EXERCISE
Filter the records down to the lines that hold the word "data", and copy each of those lines.

MATERIALS PROVIDED
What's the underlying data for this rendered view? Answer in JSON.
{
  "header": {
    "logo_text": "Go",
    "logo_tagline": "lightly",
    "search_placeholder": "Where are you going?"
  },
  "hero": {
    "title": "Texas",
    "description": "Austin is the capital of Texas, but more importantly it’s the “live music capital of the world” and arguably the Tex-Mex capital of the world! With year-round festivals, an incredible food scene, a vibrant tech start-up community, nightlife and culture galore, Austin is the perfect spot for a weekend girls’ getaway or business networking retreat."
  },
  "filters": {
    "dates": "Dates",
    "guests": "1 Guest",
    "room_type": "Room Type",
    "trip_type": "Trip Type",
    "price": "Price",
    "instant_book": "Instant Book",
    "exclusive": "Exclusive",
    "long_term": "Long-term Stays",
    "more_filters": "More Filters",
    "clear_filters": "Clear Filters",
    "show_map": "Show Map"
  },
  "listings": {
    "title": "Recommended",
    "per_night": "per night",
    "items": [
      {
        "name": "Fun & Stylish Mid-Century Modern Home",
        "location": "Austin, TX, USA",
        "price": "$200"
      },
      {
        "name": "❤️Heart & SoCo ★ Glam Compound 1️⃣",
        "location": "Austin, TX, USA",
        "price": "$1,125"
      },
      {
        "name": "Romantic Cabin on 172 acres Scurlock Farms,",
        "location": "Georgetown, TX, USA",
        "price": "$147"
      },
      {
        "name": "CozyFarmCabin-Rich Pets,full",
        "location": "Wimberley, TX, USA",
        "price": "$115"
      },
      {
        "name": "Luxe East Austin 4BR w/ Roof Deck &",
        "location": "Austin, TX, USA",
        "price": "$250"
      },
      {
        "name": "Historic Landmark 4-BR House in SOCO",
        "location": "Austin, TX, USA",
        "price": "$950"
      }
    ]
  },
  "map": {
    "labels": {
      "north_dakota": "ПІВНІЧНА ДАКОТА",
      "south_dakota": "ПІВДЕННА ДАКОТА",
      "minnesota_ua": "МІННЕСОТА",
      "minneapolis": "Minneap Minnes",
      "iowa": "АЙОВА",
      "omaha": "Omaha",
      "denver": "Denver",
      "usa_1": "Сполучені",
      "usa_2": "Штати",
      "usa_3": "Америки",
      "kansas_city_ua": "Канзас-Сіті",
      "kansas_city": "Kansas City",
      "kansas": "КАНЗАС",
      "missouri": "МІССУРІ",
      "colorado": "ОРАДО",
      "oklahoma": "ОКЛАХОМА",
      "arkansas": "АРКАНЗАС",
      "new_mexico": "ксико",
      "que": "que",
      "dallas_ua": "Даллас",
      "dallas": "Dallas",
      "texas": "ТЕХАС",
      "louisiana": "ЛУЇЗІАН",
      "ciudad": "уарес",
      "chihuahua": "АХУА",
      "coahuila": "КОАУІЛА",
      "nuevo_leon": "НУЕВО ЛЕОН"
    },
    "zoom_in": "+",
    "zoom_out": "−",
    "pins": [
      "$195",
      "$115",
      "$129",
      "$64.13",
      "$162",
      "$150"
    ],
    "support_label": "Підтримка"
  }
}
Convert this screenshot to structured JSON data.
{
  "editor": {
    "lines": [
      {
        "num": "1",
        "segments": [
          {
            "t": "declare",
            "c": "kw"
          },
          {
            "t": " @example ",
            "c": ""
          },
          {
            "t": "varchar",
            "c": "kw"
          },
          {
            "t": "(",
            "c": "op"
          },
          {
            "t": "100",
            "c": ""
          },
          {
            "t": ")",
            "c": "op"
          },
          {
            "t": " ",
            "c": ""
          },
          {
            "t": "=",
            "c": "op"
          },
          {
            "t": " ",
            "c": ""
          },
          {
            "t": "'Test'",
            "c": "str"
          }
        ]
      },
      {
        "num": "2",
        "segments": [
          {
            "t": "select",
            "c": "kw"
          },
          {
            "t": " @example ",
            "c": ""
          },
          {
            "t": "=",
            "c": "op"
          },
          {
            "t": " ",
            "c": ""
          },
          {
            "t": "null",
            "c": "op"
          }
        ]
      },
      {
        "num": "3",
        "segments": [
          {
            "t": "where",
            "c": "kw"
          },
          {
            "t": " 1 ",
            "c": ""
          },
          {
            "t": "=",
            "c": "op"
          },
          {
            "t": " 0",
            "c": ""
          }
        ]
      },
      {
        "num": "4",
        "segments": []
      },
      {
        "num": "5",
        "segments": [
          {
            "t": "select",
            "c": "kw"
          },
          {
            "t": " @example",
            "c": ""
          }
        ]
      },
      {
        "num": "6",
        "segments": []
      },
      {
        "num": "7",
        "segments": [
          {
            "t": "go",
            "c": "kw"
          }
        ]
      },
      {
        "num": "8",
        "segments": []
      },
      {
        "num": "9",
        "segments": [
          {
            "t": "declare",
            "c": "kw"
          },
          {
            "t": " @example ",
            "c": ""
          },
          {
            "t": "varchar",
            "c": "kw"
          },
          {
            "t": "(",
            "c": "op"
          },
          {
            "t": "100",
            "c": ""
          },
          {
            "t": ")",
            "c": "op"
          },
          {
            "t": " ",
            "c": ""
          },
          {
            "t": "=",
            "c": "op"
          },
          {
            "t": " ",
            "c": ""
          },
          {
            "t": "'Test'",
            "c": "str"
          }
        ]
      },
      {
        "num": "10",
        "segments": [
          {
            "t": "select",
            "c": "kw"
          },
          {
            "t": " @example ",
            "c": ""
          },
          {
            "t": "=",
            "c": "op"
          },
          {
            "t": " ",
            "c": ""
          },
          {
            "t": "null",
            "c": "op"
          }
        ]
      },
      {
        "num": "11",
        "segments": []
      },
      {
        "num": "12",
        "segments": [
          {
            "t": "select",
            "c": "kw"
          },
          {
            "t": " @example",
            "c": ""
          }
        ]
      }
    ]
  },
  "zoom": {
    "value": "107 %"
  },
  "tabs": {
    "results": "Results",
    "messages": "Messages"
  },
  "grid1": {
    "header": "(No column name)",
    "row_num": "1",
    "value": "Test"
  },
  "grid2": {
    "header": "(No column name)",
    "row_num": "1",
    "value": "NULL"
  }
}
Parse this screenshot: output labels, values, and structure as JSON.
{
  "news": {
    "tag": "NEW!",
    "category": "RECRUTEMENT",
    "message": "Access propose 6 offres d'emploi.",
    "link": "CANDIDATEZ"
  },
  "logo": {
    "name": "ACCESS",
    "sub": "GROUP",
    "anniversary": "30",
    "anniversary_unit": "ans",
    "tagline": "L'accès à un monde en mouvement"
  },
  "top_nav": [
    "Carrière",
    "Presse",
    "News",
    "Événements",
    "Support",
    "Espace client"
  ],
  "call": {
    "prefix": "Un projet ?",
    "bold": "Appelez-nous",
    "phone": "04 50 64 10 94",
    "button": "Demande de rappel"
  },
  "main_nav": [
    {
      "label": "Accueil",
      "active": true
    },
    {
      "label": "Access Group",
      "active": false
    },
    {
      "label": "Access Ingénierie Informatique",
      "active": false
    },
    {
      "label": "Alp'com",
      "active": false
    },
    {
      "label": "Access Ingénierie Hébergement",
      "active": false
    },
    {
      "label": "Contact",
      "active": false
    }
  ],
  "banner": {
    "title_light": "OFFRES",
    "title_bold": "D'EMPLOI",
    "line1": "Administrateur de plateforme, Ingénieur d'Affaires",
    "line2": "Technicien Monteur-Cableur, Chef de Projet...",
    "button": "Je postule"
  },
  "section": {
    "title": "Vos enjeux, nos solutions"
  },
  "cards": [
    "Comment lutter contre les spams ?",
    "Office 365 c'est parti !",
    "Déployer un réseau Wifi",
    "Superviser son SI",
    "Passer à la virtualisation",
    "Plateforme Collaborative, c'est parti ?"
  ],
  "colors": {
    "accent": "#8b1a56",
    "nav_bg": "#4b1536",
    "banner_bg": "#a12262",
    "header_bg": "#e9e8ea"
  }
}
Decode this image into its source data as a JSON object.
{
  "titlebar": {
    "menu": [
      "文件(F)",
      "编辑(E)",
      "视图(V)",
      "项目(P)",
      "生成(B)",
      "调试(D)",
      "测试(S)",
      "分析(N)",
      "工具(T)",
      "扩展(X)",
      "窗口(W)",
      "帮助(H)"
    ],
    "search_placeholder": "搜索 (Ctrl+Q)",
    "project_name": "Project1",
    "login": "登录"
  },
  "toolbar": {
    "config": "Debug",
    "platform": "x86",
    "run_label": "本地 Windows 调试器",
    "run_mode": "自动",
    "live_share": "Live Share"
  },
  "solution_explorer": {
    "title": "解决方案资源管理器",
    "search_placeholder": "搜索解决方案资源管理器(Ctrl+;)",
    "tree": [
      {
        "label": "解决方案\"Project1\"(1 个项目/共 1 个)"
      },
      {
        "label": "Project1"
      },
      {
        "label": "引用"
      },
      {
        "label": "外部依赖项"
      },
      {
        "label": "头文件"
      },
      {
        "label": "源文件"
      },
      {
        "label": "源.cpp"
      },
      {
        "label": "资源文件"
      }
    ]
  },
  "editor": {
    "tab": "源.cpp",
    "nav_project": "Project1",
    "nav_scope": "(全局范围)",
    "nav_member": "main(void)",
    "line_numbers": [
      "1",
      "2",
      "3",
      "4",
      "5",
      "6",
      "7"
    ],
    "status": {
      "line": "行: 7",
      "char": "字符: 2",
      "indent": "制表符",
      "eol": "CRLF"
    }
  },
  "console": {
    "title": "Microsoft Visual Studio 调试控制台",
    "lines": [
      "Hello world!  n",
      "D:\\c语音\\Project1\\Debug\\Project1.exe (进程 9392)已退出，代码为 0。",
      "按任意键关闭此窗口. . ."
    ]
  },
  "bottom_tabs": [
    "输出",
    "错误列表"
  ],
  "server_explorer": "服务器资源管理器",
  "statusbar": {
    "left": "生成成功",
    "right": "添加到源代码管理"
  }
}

ANSWER TO THIS EXERCISE
What's the underlying data for this rendered view? Answer in JSON.
Convert this screenshot to structured JSON data.
Decode this image into its source data as a JSON object.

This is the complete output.